Economic commentators have, so far, linked the introduction of the Lombard facility which is pegged at two percentage points higher than the bank rate currently at 25 percent as being responsible for the increase in commercial bank’s interest rates.
FDH Bank yesterday announced the increase of its lending rate to 41.75 percent whereas Malawi Stock Exchange (MSE)—listed National Bank of Malawi (NBM) pegged its rate at 41.75 percent.
This followed increases by Standard Bank whose rate is at 39.5 percent and CDH Investment Bank earlier at 40 percent earlier in the week.
Chancellor College economics professor Ben Kaluwa earlier argued that RBM effectively raised the bank—the rate at which commercial banks borrow from the central bank—by pegging the Lombard rate at 27 percent
But RBM spokesperson Mbane Ngwira told Business News this week that the facility is meant to assist the commercial banks to borrow from the central bank easily.
He was surprised that commercial banks are raising their interest rates due to the facility which is supposed to bring in discipline on the market.
In December 2012, RBM raised the bank rate to 25 percent from 21 percent which prompted banks to raise their interest rates.
Commercial banks also increased their interest rates in March 2013 due to high Treasury Bills (T-bills) and a liquidity squeeze.

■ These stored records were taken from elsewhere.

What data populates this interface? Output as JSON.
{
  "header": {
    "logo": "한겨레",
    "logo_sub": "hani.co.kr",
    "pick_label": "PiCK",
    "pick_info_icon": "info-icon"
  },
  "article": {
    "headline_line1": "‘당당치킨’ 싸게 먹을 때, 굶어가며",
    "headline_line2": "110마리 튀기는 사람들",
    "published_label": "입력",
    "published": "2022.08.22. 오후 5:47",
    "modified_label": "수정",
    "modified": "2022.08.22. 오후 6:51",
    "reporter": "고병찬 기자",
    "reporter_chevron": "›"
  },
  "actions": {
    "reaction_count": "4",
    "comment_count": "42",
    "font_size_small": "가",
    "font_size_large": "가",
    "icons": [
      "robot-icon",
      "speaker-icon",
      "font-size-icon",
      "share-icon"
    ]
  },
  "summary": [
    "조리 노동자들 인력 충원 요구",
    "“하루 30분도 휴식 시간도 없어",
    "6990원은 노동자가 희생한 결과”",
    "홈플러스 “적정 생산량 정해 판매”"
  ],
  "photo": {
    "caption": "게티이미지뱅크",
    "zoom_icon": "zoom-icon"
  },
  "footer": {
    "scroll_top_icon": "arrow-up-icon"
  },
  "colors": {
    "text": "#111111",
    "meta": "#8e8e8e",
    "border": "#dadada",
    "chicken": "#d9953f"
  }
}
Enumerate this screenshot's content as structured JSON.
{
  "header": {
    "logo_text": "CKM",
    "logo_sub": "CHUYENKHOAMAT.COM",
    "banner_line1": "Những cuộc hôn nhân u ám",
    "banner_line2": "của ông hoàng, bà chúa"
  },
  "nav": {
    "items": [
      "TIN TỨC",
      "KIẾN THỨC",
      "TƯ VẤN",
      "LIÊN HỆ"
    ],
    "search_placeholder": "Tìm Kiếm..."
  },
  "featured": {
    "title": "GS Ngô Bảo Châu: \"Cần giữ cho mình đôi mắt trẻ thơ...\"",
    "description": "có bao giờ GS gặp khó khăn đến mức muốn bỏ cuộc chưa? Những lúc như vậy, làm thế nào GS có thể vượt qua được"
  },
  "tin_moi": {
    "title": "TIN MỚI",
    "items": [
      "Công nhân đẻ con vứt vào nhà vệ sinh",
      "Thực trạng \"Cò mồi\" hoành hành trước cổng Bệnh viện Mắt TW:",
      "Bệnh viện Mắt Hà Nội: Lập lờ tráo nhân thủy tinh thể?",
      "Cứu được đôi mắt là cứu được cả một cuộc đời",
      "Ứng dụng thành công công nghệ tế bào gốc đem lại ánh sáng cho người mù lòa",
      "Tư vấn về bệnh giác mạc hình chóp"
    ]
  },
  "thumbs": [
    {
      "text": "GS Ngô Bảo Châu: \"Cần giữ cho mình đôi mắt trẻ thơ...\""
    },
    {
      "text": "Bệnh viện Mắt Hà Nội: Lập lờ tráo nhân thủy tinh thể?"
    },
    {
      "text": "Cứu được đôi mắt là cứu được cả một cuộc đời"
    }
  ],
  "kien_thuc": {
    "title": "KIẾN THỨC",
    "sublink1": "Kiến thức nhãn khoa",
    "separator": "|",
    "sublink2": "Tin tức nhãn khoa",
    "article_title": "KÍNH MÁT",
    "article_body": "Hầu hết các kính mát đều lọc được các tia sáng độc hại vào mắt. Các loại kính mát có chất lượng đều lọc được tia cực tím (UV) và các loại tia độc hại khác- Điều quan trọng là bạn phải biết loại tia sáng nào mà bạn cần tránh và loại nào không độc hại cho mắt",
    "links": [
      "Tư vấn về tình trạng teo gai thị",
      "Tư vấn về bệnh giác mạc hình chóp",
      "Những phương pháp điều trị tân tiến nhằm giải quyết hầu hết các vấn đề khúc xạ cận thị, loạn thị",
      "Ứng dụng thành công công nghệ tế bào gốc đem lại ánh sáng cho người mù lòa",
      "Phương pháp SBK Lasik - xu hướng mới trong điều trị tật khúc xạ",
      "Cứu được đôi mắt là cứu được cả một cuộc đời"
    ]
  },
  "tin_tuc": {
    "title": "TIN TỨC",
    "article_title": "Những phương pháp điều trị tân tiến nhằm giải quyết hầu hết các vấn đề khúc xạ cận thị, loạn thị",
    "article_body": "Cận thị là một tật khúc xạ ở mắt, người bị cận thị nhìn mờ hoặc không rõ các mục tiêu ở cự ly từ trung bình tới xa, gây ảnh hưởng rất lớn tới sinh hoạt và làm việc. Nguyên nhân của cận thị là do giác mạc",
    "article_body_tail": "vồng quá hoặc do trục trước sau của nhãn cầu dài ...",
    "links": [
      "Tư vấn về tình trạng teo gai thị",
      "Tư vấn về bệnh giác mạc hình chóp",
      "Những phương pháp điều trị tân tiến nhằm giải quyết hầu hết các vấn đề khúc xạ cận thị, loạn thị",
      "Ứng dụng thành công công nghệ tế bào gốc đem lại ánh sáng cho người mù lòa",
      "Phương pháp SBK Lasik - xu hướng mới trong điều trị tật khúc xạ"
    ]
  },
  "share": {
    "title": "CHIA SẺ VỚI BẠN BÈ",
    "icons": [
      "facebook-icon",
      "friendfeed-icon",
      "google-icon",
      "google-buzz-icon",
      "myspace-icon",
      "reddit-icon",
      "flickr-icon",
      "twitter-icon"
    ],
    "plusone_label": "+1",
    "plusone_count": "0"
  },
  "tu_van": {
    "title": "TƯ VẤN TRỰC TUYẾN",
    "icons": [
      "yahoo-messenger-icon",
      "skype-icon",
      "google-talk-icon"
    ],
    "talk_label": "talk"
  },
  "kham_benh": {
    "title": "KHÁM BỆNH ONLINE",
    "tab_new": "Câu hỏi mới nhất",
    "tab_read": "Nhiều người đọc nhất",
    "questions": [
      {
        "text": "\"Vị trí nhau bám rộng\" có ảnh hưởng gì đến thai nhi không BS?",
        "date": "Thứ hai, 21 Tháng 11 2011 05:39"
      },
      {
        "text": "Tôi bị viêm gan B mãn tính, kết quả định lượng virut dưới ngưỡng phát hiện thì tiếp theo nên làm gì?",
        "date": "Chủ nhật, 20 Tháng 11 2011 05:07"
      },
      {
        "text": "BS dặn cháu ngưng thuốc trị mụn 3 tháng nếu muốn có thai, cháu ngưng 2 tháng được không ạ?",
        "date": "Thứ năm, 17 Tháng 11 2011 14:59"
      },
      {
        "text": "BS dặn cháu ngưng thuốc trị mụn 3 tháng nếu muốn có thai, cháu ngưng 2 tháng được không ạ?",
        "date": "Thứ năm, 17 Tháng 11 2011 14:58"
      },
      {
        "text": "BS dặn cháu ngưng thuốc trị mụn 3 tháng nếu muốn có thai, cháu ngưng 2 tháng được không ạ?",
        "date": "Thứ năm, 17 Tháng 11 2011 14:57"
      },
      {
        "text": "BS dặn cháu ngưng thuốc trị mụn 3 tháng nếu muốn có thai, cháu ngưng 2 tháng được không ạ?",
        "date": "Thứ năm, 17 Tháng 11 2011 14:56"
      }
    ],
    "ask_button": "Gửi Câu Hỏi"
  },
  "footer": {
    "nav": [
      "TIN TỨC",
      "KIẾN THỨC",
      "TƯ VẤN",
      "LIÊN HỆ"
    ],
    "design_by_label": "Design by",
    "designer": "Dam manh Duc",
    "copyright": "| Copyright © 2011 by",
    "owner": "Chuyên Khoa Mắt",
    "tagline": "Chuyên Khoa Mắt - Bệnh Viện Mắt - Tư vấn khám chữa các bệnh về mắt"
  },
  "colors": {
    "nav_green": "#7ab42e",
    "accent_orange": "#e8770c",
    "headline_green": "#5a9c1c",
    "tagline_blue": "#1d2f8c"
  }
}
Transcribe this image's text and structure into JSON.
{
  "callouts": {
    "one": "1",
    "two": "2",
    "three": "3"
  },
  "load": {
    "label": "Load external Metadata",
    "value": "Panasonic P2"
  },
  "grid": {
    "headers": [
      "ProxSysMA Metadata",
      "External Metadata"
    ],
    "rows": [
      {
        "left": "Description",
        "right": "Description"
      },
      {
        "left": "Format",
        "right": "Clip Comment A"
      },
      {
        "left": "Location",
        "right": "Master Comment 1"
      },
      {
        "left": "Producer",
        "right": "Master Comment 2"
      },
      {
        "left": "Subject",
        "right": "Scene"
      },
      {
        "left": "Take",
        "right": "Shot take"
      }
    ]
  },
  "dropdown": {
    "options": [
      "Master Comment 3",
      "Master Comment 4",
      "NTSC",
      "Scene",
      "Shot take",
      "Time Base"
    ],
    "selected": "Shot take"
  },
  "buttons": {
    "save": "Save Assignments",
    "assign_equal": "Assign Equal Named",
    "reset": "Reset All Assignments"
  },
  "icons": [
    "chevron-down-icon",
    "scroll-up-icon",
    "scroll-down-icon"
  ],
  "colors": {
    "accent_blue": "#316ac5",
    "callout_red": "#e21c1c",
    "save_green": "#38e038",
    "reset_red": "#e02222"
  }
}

However, mid-last year, the commercial banks reduced their base lending rates after liquidity levels on the market improved.